(RECORDS SUPPLIED)
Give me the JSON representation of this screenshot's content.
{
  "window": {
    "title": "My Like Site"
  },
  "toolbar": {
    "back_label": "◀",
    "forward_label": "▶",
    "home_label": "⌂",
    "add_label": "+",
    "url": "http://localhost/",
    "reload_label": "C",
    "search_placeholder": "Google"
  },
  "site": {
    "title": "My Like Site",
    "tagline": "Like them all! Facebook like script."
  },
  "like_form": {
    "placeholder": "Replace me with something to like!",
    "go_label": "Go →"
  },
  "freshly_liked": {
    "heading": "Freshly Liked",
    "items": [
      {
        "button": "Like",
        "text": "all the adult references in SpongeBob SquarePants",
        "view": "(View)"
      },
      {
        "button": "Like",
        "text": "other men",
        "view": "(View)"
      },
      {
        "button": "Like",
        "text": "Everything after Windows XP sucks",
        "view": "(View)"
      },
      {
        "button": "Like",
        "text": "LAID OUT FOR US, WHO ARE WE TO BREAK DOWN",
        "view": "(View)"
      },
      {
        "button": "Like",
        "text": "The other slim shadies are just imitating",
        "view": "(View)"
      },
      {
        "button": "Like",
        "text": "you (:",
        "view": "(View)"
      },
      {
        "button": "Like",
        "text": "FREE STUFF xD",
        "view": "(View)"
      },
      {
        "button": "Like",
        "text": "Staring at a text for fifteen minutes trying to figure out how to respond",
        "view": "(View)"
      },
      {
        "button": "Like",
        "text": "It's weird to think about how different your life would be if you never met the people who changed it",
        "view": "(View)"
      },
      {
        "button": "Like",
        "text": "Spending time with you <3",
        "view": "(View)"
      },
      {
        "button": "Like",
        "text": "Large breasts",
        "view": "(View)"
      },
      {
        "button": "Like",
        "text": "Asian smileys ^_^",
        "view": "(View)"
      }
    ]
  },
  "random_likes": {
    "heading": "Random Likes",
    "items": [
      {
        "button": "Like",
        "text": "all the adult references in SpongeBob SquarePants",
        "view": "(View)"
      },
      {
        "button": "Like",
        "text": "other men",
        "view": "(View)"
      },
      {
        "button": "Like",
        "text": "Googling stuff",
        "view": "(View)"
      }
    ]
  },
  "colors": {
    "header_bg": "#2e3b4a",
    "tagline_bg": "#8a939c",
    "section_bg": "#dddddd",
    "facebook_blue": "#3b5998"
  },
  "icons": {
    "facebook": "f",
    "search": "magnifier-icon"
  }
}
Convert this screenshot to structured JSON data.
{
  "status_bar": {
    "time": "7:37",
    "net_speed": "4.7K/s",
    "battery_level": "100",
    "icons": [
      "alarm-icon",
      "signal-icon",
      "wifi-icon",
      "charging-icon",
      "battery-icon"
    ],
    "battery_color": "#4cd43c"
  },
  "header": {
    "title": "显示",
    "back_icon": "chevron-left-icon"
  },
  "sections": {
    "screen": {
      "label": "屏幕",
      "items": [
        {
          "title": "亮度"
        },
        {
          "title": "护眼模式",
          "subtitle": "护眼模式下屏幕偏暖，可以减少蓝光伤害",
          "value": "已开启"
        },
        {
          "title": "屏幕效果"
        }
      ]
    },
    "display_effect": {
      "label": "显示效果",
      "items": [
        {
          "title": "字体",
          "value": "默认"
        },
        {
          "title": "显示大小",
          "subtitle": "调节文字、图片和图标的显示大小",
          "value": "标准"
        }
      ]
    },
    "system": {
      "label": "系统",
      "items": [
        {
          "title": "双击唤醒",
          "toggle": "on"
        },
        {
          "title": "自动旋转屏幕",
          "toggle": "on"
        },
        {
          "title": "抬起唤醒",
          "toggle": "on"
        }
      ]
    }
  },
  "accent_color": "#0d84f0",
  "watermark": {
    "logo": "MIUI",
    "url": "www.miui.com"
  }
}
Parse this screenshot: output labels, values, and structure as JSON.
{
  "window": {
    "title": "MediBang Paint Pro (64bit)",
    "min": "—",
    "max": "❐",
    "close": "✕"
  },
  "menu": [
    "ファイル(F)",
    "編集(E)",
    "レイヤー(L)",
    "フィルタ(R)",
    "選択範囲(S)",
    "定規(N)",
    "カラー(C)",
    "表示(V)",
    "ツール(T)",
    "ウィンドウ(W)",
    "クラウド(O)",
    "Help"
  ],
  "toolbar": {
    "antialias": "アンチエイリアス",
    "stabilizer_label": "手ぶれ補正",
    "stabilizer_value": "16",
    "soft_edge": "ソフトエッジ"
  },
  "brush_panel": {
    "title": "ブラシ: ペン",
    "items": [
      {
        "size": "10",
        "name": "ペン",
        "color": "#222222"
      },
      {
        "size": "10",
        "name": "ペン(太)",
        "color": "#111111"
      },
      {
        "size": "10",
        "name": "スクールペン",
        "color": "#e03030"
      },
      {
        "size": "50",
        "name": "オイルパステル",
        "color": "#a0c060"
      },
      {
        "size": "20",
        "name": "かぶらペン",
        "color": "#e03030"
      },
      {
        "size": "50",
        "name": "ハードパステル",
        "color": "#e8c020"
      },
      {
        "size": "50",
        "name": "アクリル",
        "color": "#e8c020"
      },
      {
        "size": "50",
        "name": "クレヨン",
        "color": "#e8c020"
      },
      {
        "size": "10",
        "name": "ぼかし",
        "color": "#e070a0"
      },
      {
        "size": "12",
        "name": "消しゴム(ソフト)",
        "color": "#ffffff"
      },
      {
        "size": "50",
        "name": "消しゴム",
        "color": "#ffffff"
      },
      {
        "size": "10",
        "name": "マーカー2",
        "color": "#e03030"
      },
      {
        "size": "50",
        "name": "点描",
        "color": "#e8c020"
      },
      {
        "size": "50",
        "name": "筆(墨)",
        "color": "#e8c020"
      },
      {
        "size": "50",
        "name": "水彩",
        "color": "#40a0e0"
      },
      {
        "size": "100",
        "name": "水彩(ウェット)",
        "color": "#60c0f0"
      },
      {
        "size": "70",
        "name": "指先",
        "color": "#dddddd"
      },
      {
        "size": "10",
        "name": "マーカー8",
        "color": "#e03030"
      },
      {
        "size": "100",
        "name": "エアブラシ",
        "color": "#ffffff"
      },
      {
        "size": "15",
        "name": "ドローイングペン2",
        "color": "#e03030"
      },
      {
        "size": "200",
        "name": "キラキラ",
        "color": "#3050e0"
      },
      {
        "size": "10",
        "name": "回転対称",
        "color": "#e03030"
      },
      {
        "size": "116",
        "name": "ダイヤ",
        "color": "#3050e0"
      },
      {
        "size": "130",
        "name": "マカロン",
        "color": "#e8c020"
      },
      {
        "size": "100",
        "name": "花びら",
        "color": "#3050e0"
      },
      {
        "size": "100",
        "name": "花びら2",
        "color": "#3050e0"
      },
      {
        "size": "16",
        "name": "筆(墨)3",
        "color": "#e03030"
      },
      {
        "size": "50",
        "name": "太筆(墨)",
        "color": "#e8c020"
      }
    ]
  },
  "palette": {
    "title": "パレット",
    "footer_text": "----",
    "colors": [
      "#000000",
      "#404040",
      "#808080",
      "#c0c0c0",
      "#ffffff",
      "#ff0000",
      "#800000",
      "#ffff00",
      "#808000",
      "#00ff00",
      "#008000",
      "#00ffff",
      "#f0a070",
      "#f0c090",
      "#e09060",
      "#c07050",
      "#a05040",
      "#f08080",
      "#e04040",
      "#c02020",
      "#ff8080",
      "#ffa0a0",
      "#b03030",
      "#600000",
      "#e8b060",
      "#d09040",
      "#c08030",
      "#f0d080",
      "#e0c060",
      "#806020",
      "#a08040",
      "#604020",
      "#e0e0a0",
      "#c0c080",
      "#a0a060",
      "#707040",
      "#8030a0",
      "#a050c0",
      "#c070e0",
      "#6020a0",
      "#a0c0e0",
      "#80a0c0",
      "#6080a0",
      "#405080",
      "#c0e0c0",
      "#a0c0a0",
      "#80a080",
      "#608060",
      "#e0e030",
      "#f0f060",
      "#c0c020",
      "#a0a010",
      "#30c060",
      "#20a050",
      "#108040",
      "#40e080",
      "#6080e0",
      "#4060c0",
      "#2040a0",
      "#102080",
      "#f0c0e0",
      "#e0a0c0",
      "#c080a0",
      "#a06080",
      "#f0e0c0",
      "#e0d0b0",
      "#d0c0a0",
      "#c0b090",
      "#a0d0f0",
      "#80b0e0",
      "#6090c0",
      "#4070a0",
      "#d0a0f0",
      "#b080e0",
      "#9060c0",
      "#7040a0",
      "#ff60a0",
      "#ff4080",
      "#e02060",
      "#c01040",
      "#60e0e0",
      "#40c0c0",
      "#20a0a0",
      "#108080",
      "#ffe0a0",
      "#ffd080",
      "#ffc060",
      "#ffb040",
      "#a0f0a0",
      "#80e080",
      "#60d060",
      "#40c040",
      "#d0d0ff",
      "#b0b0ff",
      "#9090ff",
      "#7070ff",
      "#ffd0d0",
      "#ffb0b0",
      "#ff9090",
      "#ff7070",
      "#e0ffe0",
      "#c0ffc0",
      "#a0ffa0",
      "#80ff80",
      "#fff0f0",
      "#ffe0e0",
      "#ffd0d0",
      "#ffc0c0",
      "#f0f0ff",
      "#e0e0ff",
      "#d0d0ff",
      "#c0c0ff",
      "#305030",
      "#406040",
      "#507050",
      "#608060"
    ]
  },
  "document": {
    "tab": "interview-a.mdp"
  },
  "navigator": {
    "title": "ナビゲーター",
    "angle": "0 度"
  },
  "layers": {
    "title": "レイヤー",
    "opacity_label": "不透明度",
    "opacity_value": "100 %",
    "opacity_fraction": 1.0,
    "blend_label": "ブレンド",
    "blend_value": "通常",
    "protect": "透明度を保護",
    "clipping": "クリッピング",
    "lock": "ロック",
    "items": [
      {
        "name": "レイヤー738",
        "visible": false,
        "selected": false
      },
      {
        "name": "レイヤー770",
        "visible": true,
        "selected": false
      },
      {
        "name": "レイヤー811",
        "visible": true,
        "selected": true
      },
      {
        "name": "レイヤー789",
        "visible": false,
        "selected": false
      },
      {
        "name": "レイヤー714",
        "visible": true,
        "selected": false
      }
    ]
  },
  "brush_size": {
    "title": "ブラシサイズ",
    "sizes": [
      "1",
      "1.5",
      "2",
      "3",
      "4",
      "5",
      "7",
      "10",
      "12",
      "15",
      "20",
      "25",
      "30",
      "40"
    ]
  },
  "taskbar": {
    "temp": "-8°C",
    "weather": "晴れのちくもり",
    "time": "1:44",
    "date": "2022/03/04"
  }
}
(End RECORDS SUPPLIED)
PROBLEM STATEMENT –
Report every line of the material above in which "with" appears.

SOLUTION –
    "placeholder": "Replace me with something to like!",
        "text": "Spending time with you <3",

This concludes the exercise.